YOUR OBJECTIVE
How many lines in the records below hold the string "name"? Please answer with the number and nothing more.

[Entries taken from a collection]
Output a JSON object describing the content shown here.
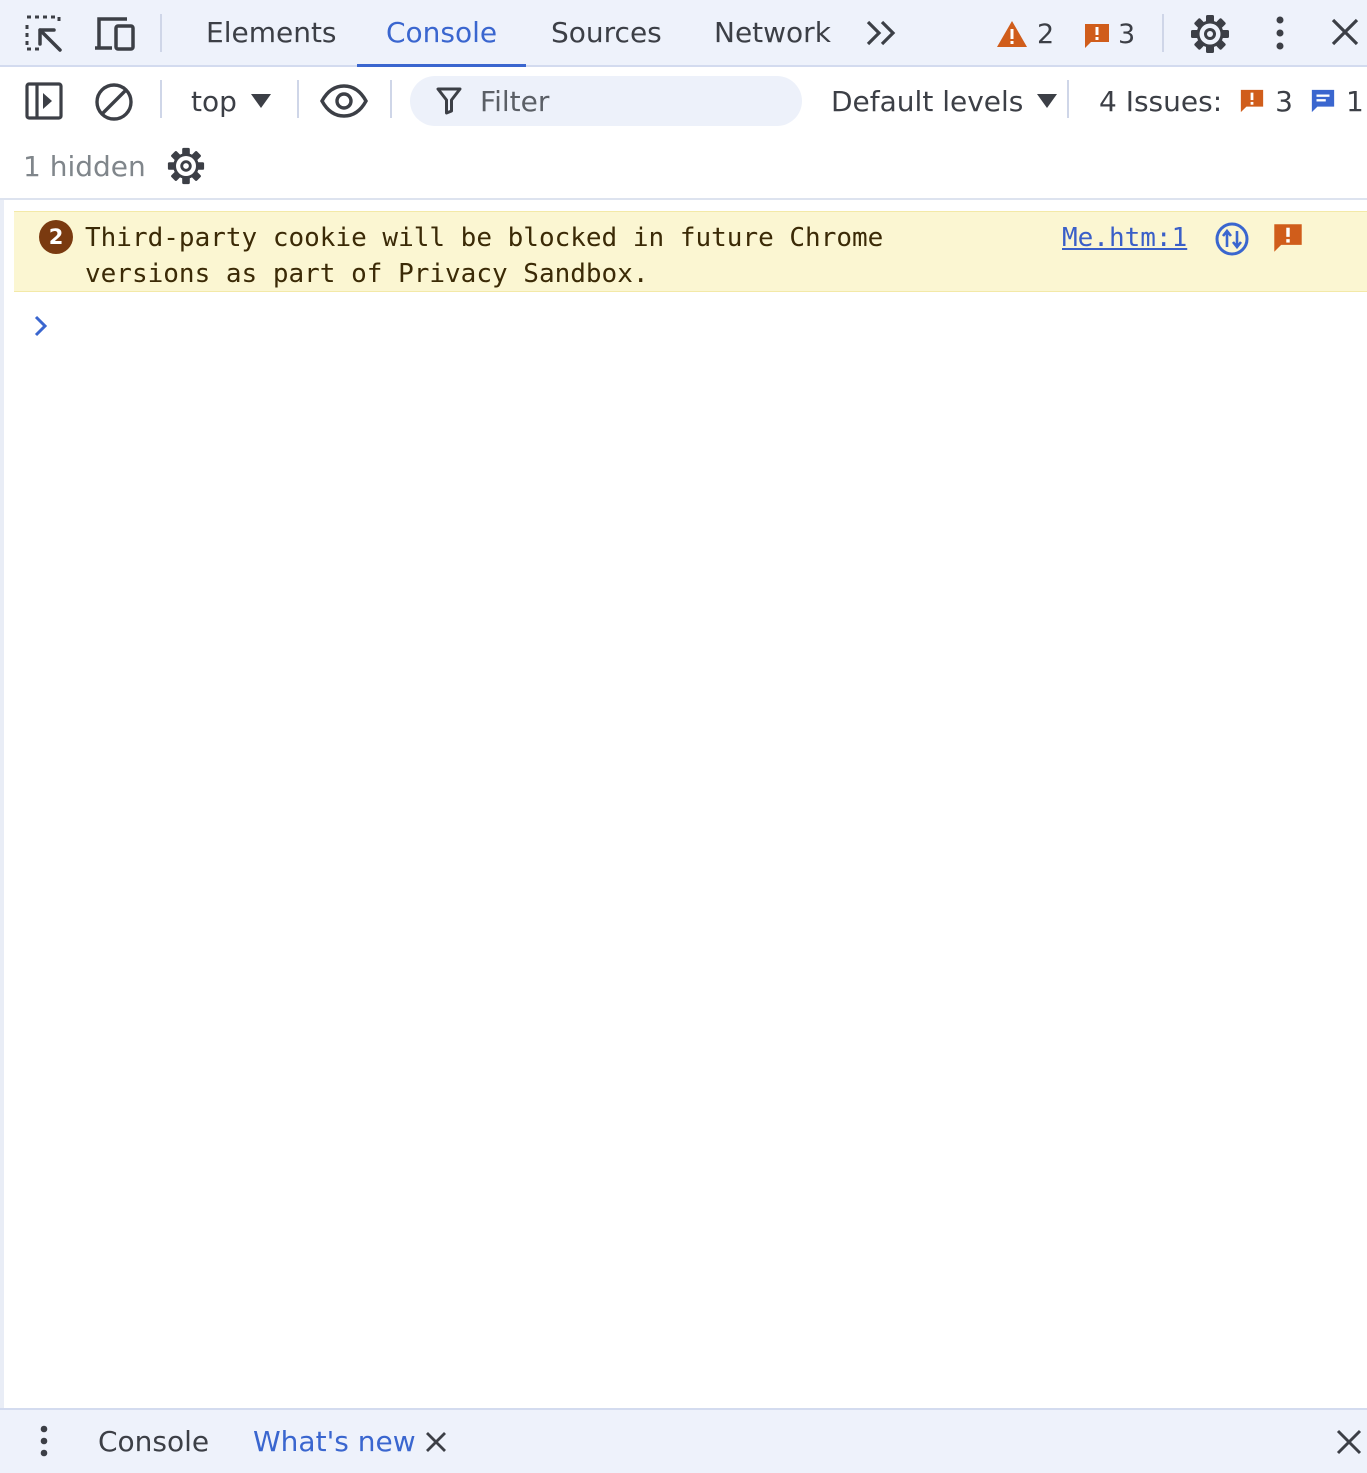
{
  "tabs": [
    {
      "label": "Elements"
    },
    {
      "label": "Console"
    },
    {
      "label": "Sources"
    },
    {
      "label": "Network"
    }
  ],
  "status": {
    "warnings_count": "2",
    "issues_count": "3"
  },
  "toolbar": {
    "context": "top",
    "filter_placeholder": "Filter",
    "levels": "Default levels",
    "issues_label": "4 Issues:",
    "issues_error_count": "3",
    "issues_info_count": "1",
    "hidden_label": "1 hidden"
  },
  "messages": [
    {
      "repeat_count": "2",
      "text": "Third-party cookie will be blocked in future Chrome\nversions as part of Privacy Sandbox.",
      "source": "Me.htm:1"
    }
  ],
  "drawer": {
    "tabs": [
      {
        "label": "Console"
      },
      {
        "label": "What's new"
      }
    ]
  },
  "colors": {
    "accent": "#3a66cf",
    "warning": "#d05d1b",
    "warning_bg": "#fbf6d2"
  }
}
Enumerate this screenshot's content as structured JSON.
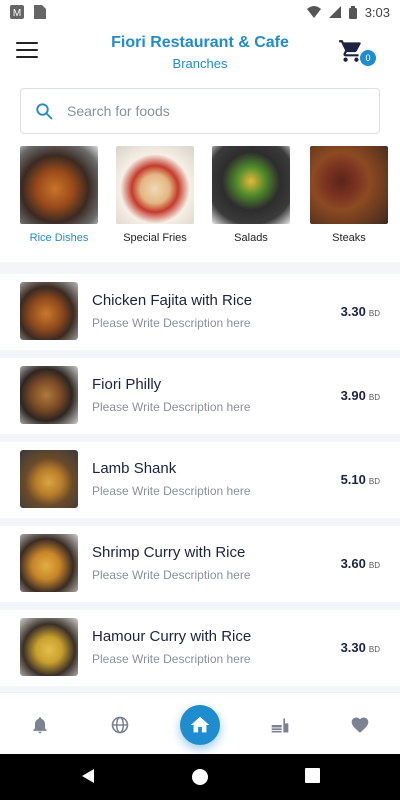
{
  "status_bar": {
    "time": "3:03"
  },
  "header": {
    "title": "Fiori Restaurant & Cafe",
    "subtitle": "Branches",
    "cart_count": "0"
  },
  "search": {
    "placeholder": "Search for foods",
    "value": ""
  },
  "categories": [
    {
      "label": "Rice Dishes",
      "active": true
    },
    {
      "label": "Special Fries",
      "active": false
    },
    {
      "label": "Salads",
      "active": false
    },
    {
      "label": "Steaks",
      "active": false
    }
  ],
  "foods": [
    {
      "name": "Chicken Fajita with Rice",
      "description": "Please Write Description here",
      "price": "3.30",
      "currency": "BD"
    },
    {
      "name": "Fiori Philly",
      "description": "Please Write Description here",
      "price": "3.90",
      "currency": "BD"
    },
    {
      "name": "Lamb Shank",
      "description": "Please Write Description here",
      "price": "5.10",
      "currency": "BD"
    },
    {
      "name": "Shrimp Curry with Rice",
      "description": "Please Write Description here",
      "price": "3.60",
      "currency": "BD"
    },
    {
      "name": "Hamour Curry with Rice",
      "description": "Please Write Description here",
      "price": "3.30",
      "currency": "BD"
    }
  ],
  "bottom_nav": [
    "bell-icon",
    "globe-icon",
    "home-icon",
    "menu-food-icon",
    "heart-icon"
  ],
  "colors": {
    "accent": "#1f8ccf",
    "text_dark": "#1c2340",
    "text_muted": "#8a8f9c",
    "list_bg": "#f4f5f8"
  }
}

YOUR RESPONSE
5